Whether designer, photographer or animator, the Elite ticks all boxes and stands out as the best colour calibrator out today. Read our full review of the device here.
Best Budget Monitor Calibrator - SpyderX Pro
A trusty workhorse and all-rounder, 2019's SpyderX Pro first wins out over budget rivals such as the X-Rite i1Display Pro and ColorMunki Display which haven't been updated since 2011/12 (that's pre-Trump era, folks).
Secondly, we're used to using Datacolour products for all our monitor reviews and know that for all price points they have everything you need in a colour calibrator - room light monitoring, a Before and After option and an easily decipherable display analysis.
While it may not have the calibration options for video, cinema and projectors of the Elite, the SpyderX Pro still has the essentials for any designer or artist.
Quick note - Bargain hunting designers/artists may be curious if it's worth buying the much beloved previous gen of these calibrators, the Spyder5 Pro and Spyder5 Elite. The answer is yes, but only if you manage to find one cheaper than the X models.
We say this as current prices online for the Spyder5s are actually no different to the latest models. This is because they've been discontinued for a few years, and with calibrators being relatively specialist equipment, it's not like there's countless amounts out there waiting to be sold on the cheap.
But if you want to save around 40 pounds, then the Eizo EX3 Colorimeter is a safe bet. Released in 2016, the model is essentially a Datacolour Spyder5 repurposed by monitor brand Eizo for some European markets.
Best Monitor Calibrator for Photographers - X-Rite i1Photo Pro 2
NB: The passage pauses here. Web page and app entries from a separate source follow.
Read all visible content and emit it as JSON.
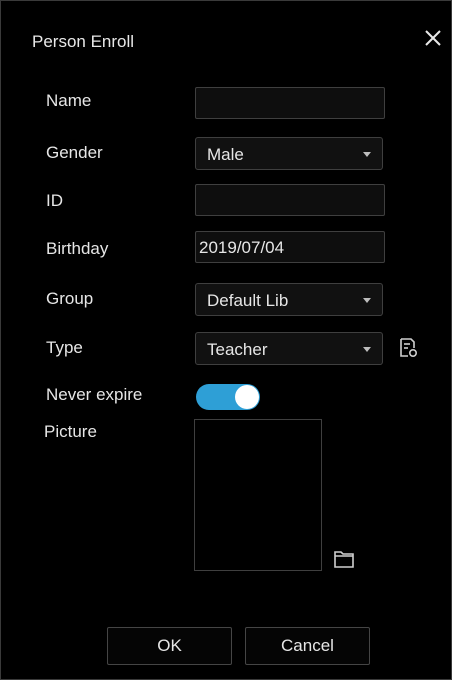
{
  "dialog": {
    "title": "Person Enroll",
    "close_icon": "close-icon"
  },
  "form": {
    "name_label": "Name",
    "name_value": "",
    "gender_label": "Gender",
    "gender_value": "Male",
    "id_label": "ID",
    "id_value": "",
    "birthday_label": "Birthday",
    "birthday_value": "2019/07/04",
    "group_label": "Group",
    "group_value": "Default Lib",
    "type_label": "Type",
    "type_value": "Teacher",
    "type_manage_icon": "document-settings-icon",
    "never_expire_label": "Never expire",
    "never_expire_on": true,
    "picture_label": "Picture",
    "picture_browse_icon": "folder-icon"
  },
  "buttons": {
    "ok": "OK",
    "cancel": "Cancel"
  },
  "colors": {
    "background": "#000000",
    "toggle_on": "#2e9fd6",
    "border": "#3f3f3f",
    "text": "#e6e6e6"
  }
}
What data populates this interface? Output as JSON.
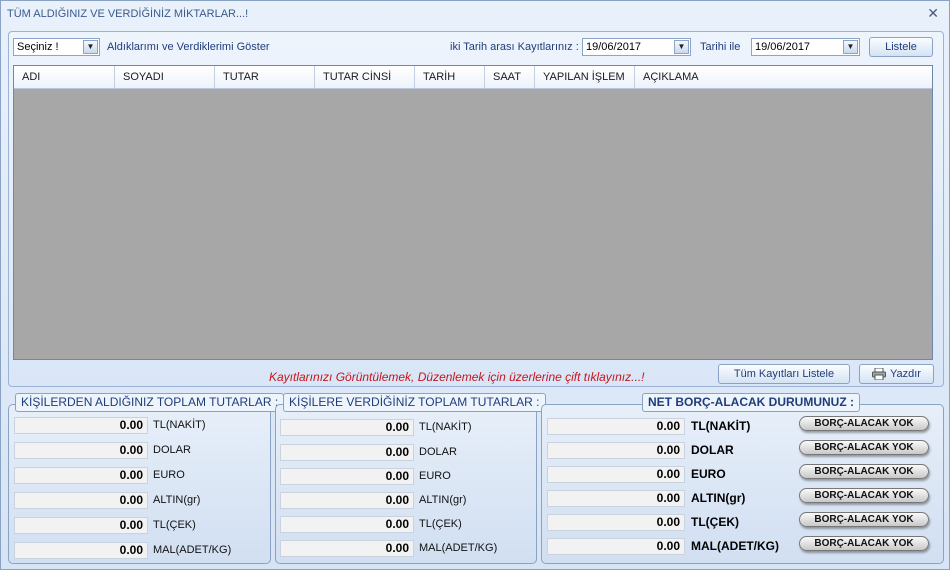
{
  "window": {
    "title": "TÜM ALDIĞINIZ VE VERDİĞİNİZ MİKTARLAR...!",
    "close_glyph": "✕"
  },
  "filter": {
    "select_value": "Seçiniz !",
    "select_label": "Aldıklarımı ve Verdiklerimi Göster",
    "range_label": "iki Tarih arası Kayıtlarınız :",
    "date_from": "19/06/2017",
    "date_between": "Tarihi ile",
    "date_to": "19/06/2017",
    "list_button": "Listele"
  },
  "grid": {
    "columns": [
      "ADI",
      "SOYADI",
      "TUTAR",
      "TUTAR CİNSİ",
      "TARİH",
      "SAAT",
      "YAPILAN İŞLEM",
      "AÇIKLAMA"
    ]
  },
  "hint": "Kayıtlarınızı Görüntülemek, Düzenlemek için üzerlerine çift tıklayınız...!",
  "actions": {
    "list_all": "Tüm Kayıtları Listele",
    "print": "Yazdır"
  },
  "received": {
    "title": "KİŞİLERDEN ALDIĞINIZ TOPLAM TUTARLAR :",
    "rows": [
      {
        "value": "0.00",
        "currency": "TL(NAKİT)"
      },
      {
        "value": "0.00",
        "currency": "DOLAR"
      },
      {
        "value": "0.00",
        "currency": "EURO"
      },
      {
        "value": "0.00",
        "currency": "ALTIN(gr)"
      },
      {
        "value": "0.00",
        "currency": "TL(ÇEK)"
      },
      {
        "value": "0.00",
        "currency": "MAL(ADET/KG)"
      }
    ]
  },
  "given": {
    "title": "KİŞİLERE VERDİĞİNİZ TOPLAM TUTARLAR :",
    "rows": [
      {
        "value": "0.00",
        "currency": "TL(NAKİT)"
      },
      {
        "value": "0.00",
        "currency": "DOLAR"
      },
      {
        "value": "0.00",
        "currency": "EURO"
      },
      {
        "value": "0.00",
        "currency": "ALTIN(gr)"
      },
      {
        "value": "0.00",
        "currency": "TL(ÇEK)"
      },
      {
        "value": "0.00",
        "currency": "MAL(ADET/KG)"
      }
    ]
  },
  "net": {
    "title": "NET BORÇ-ALACAK DURUMUNUZ :",
    "rows": [
      {
        "value": "0.00",
        "currency": "TL(NAKİT)",
        "status": "BORÇ-ALACAK YOK"
      },
      {
        "value": "0.00",
        "currency": "DOLAR",
        "status": "BORÇ-ALACAK YOK"
      },
      {
        "value": "0.00",
        "currency": "EURO",
        "status": "BORÇ-ALACAK YOK"
      },
      {
        "value": "0.00",
        "currency": "ALTIN(gr)",
        "status": "BORÇ-ALACAK YOK"
      },
      {
        "value": "0.00",
        "currency": "TL(ÇEK)",
        "status": "BORÇ-ALACAK YOK"
      },
      {
        "value": "0.00",
        "currency": "MAL(ADET/KG)",
        "status": "BORÇ-ALACAK YOK"
      }
    ]
  }
}
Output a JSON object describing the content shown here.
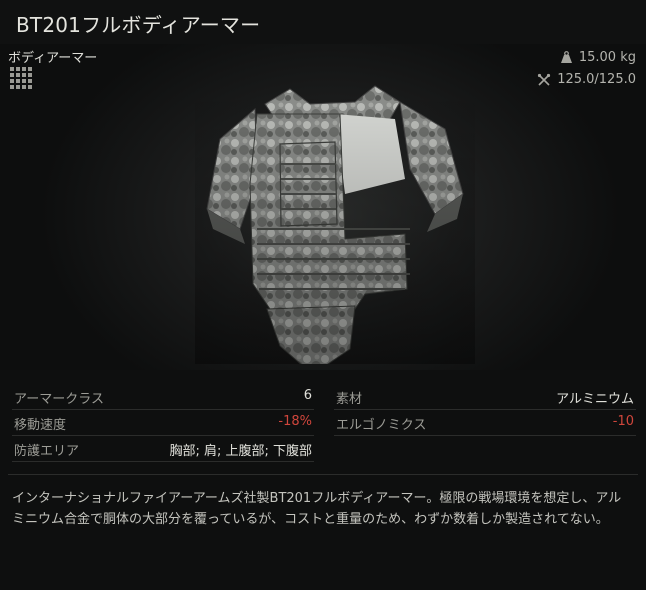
{
  "item": {
    "title": "BT201フルボディアーマー",
    "category": "ボディアーマー",
    "weight": "15.00 kg",
    "durability": "125.0/125.0"
  },
  "icons": {
    "category": "grid-icon",
    "weight": "weight-icon",
    "durability": "wrench-icon"
  },
  "properties_left": [
    {
      "label": "アーマークラス",
      "value": "6"
    },
    {
      "label": "移動速度",
      "value": "-18%"
    },
    {
      "label": "防護エリア",
      "value": "胸部; 肩; 上腹部; 下腹部"
    }
  ],
  "properties_right": [
    {
      "label": "素材",
      "value": "アルミニウム"
    },
    {
      "label": "エルゴノミクス",
      "value": "-10"
    }
  ],
  "description": "インターナショナルファイアーアームズ社製BT201フルボディアーマー。極限の戦場環境を想定し、アルミニウム合金で胴体の大部分を覆っているが、コストと重量のため、わずか数着しか製造されてない。",
  "colors": {
    "negative": "#d0463c",
    "text": "#e0e0da",
    "label": "#9c9c96"
  }
}
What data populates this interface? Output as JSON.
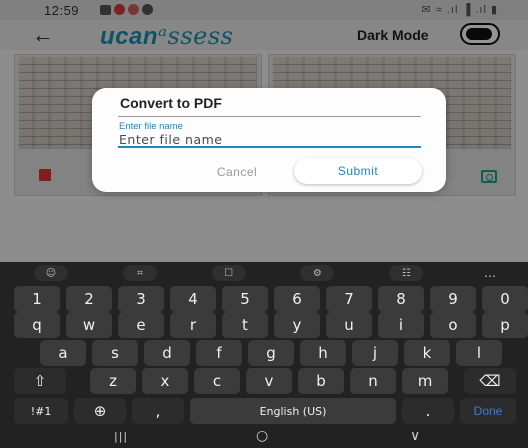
{
  "status_bar": {
    "time": "12:59",
    "right_icons": "✉ ≈ .ıl ▐ .ıl ▮"
  },
  "header": {
    "back": "←",
    "brand_main": "ucan",
    "brand_script": "ᵃssess",
    "dark_mode_label": "Dark Mode"
  },
  "dialog": {
    "title": "Convert to PDF",
    "field_label": "Enter file name",
    "field_placeholder": "Enter file name",
    "field_value": "",
    "cancel_label": "Cancel",
    "submit_label": "Submit"
  },
  "keyboard": {
    "suggestions": [
      "☺",
      "⌗",
      "☐",
      "⚙",
      "☷",
      "…"
    ],
    "row_numbers": [
      "1",
      "2",
      "3",
      "4",
      "5",
      "6",
      "7",
      "8",
      "9",
      "0"
    ],
    "row1": [
      "q",
      "w",
      "e",
      "r",
      "t",
      "y",
      "u",
      "i",
      "o",
      "p"
    ],
    "row2": [
      "a",
      "s",
      "d",
      "f",
      "g",
      "h",
      "j",
      "k",
      "l"
    ],
    "row3": [
      "z",
      "x",
      "c",
      "v",
      "b",
      "n",
      "m"
    ],
    "shift": "⇧",
    "backspace": "⌫",
    "sym": "!#1",
    "globe": "⊕",
    "comma": ",",
    "space": "English (US)",
    "period": ".",
    "done": "Done"
  },
  "navbar": {
    "recents": "|||",
    "home": "○",
    "back": "∨"
  },
  "colors": {
    "accent": "#1e88b8",
    "brand": "#1a8fb0",
    "delete": "#dd3333",
    "camera": "#1aa088",
    "done": "#3a7bd5"
  },
  "icons": {
    "delete": "trash-icon",
    "camera": "camera-icon",
    "back": "back-arrow-icon",
    "toggle": "toggle-switch"
  }
}
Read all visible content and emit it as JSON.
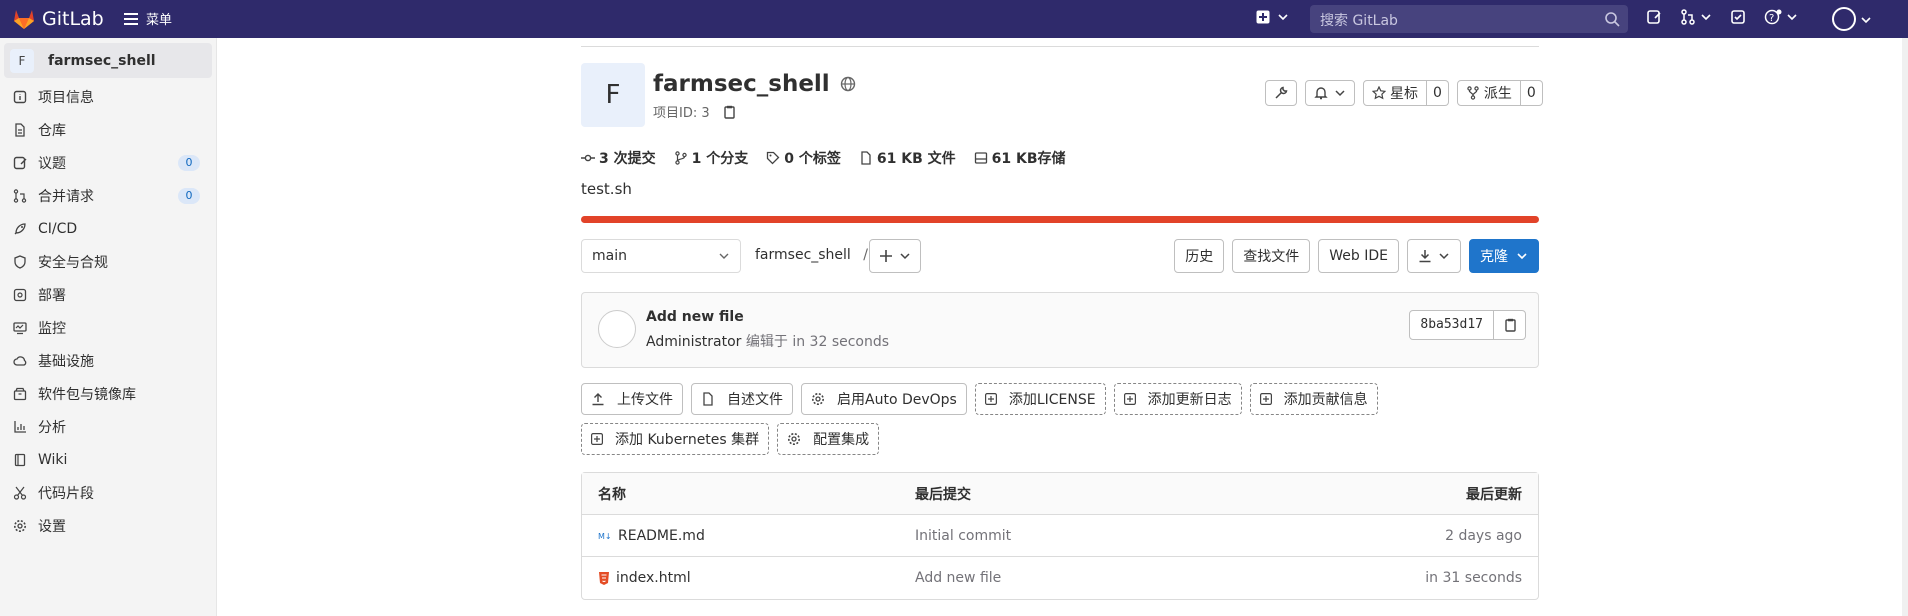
{
  "topbar": {
    "brand": "GitLab",
    "menu_label": "菜单",
    "search_placeholder": "搜索 GitLab"
  },
  "sidebar": {
    "project_initial": "F",
    "project_name": "farmsec_shell",
    "items": [
      {
        "label": "项目信息",
        "icon": "info-icon"
      },
      {
        "label": "仓库",
        "icon": "doc-icon"
      },
      {
        "label": "议题",
        "icon": "issues-icon",
        "badge": "0"
      },
      {
        "label": "合并请求",
        "icon": "merge-icon",
        "badge": "0"
      },
      {
        "label": "CI/CD",
        "icon": "rocket-icon"
      },
      {
        "label": "安全与合规",
        "icon": "shield-icon"
      },
      {
        "label": "部署",
        "icon": "deploy-icon"
      },
      {
        "label": "监控",
        "icon": "monitor-icon"
      },
      {
        "label": "基础设施",
        "icon": "cloud-icon"
      },
      {
        "label": "软件包与镜像库",
        "icon": "package-icon"
      },
      {
        "label": "分析",
        "icon": "chart-icon"
      },
      {
        "label": "Wiki",
        "icon": "book-icon"
      },
      {
        "label": "代码片段",
        "icon": "snippet-icon"
      },
      {
        "label": "设置",
        "icon": "gear-icon"
      }
    ]
  },
  "project": {
    "initial": "F",
    "title": "farmsec_shell",
    "id_label": "项目ID: 3",
    "star_label": "星标",
    "star_count": "0",
    "fork_label": "派生",
    "fork_count": "0",
    "description": "test.sh",
    "progress": 1.0,
    "progress_color": "#e24329"
  },
  "stats": {
    "commits": "3 次提交",
    "branches": "1 个分支",
    "tags": "0 个标签",
    "files": "61 KB 文件",
    "storage": "61 KB存储"
  },
  "toolbar": {
    "branch": "main",
    "path": "farmsec_shell",
    "path_sep": "/",
    "history": "历史",
    "find_file": "查找文件",
    "web_ide": "Web IDE",
    "clone": "克隆"
  },
  "commit": {
    "title": "Add new file",
    "author": "Administrator",
    "edited": "编辑于 in 32 seconds",
    "sha": "8ba53d17"
  },
  "quick_actions": [
    {
      "label": "上传文件",
      "dashed": false
    },
    {
      "label": "自述文件",
      "dashed": false
    },
    {
      "label": "启用Auto DevOps",
      "dashed": false
    },
    {
      "label": "添加LICENSE",
      "dashed": true
    },
    {
      "label": "添加更新日志",
      "dashed": true
    },
    {
      "label": "添加贡献信息",
      "dashed": true
    },
    {
      "label": "添加 Kubernetes 集群",
      "dashed": true
    },
    {
      "label": "配置集成",
      "dashed": true
    }
  ],
  "files": {
    "headers": [
      "名称",
      "最后提交",
      "最后更新"
    ],
    "rows": [
      {
        "name": "README.md",
        "icon": "markdown-icon",
        "commit": "Initial commit",
        "updated": "2 days ago"
      },
      {
        "name": "index.html",
        "icon": "html-icon",
        "commit": "Add new file",
        "updated": "in 31 seconds"
      }
    ]
  },
  "colors": {
    "navbar": "#2f2a6b",
    "primary": "#1f75cb",
    "badge": "#dbe7f8"
  }
}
It's a lot of money - but the X-Rite i1Photo Pro 2 is more than just a monitor calibrator.
This mobile calibrator from Datacolor's main competitor calibrates not only monitors, cameras and projectors but also allows printer profiling and comes equipped with the X-Rite Graphic Arts Standard to make it quicker and easier for users to adhere to ISO standards.
Its high-tech profiling means you can print the target colours you need and measure the colour value for each patch using a metal ruler and base that comes with the bundle (hence the high price tag, as this is more than just a calibrator in a box).
It also has a positioning detection sensor that allows for measurement of smaller patch sizes as low as 7mm and those from low-quality printers.
Finally there's also a self-cleanable aperture protection glass to keep your calibrator clean from dust and dirt.
Best Self-Calibrating Monitor - Eizo ColorEdge CG2730
Did you know that some monitors can calibrate themselves?
Our favourite of this sort has to be the Eizo ColorEdge CG2730, a 2017 model that we recently crowned as the best monitor for art and design.
A self-calibrating sensor pops out from the monitor to attach itself to the screen, and can be set to a timer for calibrating while you sleep or leave the studio/personal office.
Find out more about the monitor in our hands-on review.
Read next: The Best Monitor for Art and Design